IT professionals are also given tips that employees should follow during the trip. This includes briefing them on any local or border customs and to always to be on the lookout for suspicious behavior. Finally, Forrester counsels on steps to complete when a trip is over such as drawing up and ticking off a post-trip checklist, holding a de-brief meeting with the employee (even if nothing went wrong) and making sure company policies are up to date.

End-to-End Encryption

Certain industries have always been heavily regulated. Healthcare, retail, legal and financial organizations, for example, have to comply with regular checks to prove the privacy of the customer data handled has not been put at risk. The most popular way for these organizations to privately share sensitive data is to use end-to-end encryption (E2EE). E2EE protects data in transit by encrypting it to make the content unintelligible.

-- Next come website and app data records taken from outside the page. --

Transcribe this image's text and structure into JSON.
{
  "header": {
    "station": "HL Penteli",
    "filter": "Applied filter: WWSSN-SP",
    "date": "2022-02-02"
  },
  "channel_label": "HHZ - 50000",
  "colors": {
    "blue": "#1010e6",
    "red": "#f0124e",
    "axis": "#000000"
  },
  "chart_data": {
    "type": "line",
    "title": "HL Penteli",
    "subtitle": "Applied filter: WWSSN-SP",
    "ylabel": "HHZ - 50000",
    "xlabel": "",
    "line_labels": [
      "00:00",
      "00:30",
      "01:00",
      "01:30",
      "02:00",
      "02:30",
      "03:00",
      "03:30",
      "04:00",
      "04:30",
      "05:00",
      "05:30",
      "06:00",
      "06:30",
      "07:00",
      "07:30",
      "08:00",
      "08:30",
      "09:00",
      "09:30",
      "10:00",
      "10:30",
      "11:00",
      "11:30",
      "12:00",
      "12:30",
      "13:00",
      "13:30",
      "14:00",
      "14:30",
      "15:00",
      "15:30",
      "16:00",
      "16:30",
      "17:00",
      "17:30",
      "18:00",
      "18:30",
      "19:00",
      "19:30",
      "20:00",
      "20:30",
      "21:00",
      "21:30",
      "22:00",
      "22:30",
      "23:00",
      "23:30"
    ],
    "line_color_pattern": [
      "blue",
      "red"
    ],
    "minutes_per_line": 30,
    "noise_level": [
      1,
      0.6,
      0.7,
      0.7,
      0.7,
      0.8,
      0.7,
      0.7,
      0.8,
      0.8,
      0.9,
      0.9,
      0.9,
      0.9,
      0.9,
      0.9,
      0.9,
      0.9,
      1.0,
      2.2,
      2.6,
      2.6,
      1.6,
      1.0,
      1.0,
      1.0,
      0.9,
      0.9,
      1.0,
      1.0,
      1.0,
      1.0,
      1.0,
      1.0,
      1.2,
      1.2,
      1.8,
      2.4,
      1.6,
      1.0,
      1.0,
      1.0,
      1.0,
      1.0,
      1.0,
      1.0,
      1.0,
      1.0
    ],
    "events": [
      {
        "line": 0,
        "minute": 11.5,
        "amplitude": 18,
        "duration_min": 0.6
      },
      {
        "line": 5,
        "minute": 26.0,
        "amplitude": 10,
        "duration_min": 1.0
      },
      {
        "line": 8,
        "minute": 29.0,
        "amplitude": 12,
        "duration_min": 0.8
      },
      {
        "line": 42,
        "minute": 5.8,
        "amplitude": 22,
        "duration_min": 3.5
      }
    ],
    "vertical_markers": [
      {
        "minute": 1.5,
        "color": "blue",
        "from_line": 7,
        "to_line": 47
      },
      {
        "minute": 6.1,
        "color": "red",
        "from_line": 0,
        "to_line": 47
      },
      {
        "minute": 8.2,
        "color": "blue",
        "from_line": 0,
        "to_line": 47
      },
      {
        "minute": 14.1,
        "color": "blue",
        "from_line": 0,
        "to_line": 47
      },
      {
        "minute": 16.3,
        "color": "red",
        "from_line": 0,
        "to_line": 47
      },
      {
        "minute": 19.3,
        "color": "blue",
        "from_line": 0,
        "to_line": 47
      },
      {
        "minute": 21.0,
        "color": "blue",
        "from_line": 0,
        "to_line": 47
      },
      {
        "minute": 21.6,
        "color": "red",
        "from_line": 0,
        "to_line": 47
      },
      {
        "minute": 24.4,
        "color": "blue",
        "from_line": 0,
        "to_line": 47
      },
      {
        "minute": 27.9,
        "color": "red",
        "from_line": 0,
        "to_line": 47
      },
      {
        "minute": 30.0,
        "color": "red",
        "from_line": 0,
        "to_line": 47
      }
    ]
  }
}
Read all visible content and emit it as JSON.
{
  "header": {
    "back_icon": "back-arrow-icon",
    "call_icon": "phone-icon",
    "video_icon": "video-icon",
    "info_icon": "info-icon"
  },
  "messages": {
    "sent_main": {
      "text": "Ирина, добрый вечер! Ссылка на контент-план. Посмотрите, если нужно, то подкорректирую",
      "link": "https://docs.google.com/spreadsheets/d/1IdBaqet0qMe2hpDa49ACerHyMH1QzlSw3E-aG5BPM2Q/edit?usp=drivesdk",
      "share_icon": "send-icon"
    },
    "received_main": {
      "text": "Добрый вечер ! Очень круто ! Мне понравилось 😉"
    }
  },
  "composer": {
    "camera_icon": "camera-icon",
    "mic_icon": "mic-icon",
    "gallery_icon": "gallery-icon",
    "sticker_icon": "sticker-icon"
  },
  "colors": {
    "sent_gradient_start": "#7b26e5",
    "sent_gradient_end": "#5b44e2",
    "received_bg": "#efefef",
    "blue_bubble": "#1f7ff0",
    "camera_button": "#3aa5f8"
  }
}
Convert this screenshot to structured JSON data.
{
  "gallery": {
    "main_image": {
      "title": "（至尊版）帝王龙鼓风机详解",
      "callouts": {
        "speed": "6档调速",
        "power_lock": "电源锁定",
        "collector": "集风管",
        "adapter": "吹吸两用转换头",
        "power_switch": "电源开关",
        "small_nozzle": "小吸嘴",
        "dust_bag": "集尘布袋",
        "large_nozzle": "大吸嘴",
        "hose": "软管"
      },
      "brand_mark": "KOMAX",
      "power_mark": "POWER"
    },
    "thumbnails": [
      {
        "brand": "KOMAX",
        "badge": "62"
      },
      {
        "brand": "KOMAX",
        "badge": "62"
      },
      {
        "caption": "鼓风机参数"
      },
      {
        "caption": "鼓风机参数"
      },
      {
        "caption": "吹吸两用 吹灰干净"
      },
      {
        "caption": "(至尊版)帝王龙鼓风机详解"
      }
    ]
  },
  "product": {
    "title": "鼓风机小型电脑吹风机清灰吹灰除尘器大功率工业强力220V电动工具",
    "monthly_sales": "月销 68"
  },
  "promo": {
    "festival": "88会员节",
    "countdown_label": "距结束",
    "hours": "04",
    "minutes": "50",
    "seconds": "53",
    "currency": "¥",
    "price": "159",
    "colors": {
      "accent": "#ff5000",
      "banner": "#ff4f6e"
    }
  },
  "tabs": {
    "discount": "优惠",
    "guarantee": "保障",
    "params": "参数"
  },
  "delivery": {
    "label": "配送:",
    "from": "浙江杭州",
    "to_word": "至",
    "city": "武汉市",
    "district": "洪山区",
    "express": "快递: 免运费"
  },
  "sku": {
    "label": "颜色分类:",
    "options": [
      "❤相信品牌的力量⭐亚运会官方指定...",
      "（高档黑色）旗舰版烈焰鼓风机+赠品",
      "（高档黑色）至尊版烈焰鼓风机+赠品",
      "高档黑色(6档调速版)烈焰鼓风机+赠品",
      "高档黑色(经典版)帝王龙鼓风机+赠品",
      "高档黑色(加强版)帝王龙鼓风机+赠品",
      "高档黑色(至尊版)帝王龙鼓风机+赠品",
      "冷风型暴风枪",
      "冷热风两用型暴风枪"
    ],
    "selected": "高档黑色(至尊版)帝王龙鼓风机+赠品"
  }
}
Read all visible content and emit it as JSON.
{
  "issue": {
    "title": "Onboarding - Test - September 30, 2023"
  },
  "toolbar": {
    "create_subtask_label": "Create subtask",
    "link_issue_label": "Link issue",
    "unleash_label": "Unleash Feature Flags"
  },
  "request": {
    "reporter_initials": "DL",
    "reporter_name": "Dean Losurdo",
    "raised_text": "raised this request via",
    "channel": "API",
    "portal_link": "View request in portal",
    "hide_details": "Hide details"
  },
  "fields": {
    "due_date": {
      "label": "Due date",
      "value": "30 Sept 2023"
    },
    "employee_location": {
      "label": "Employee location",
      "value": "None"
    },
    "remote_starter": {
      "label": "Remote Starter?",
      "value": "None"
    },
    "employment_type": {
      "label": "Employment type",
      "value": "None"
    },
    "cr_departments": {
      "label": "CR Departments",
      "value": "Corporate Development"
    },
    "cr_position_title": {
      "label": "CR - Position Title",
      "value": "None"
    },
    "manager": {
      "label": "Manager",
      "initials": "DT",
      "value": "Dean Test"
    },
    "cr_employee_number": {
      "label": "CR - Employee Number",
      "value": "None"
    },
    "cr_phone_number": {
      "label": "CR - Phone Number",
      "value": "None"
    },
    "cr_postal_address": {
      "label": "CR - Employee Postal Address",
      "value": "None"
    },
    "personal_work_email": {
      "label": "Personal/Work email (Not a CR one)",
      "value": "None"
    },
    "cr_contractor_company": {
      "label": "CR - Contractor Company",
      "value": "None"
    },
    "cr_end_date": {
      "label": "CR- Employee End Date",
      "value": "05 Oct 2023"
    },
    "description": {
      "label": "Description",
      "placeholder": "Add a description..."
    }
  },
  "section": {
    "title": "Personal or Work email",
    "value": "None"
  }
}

Therefore, only the sender and the legitimate recipient of the message possess the unique keys to unlock the information. Even if a third-party were able to eavesdrop on the network communication, the information itself would be indecipherable.

The introduction of new compliance standards, like General Data Protection Regulation (GDPR) in Europe, is driving the need for businesses of all industries and sizes to embrace E2EE for their communications. It’s an approach that ensures mobile communications stays private and dramatically reduces the risk of a data breach.

Advanced Authentication

One of the strongest mobile device authentication technologies available today is biometric mobile authentication. As biometric authentication methods and technologies are based on a physical characteristic of the user, they are extremely difficult for an attacker to copy. Forms of biometric authentication include fingerprint authentication, voice recognition, facial recognition and retinal scanning. Companies should advise employees to implement biometric authentication on each and every device that will access the corporate network as it provides an extra layer of protection and prevents unauthorized users from using devices.

Businesses are adjusting their security posture to bring it into line with the modern way of working. It’s no longer a question of managing employee access based on where they sit, it’s more important these days to be able to authenticate them automatically based on the device and the software they are using.

While connecting digital devices to corporate networks during business trips has become an accepted part of everyday working life, the number of ways in which sensitive company information could be lost or stolen while traveling is growing. The most secure path is to provide employees with a company-managed professional remote access VPN that automatically encrypts data communications and shields web browsing activity and IP information from hackers.

A professional VPN automatically opens up an end-to-end encrypted tunnel between mobile device and company network that maintains the integrity of all data communications—keeping it private and secure. Implementing strong passwords, antivirus software and spam filters will also prevent many unnecessary incidents. By implementing these security strategies, employees will be able to effectively fly under the radar wherever their business travels take them.

This article originally appeared in the September 2018 issue of Security Today.

If you like what you see, get more delivered to your inbox weekly.
Click here to subscribe to our free premium content.

comments powered by Disqus

Digital Edition

  • Security Today Magazine - October 2018

    October 2018

    Featuring:

    • Streamlined for Success
    • Making Your Expertise Unique
    • An Eye on the Campus
    • Solving Problems
    • Enhancing Security

    View This Issue

  • Environmental Protection
  • Occupational Health & Safety
  • Infrastructure Solutions Group
  • School Planning & Managmenet
  • College Planning & Management
  • Campus Security & Life Safety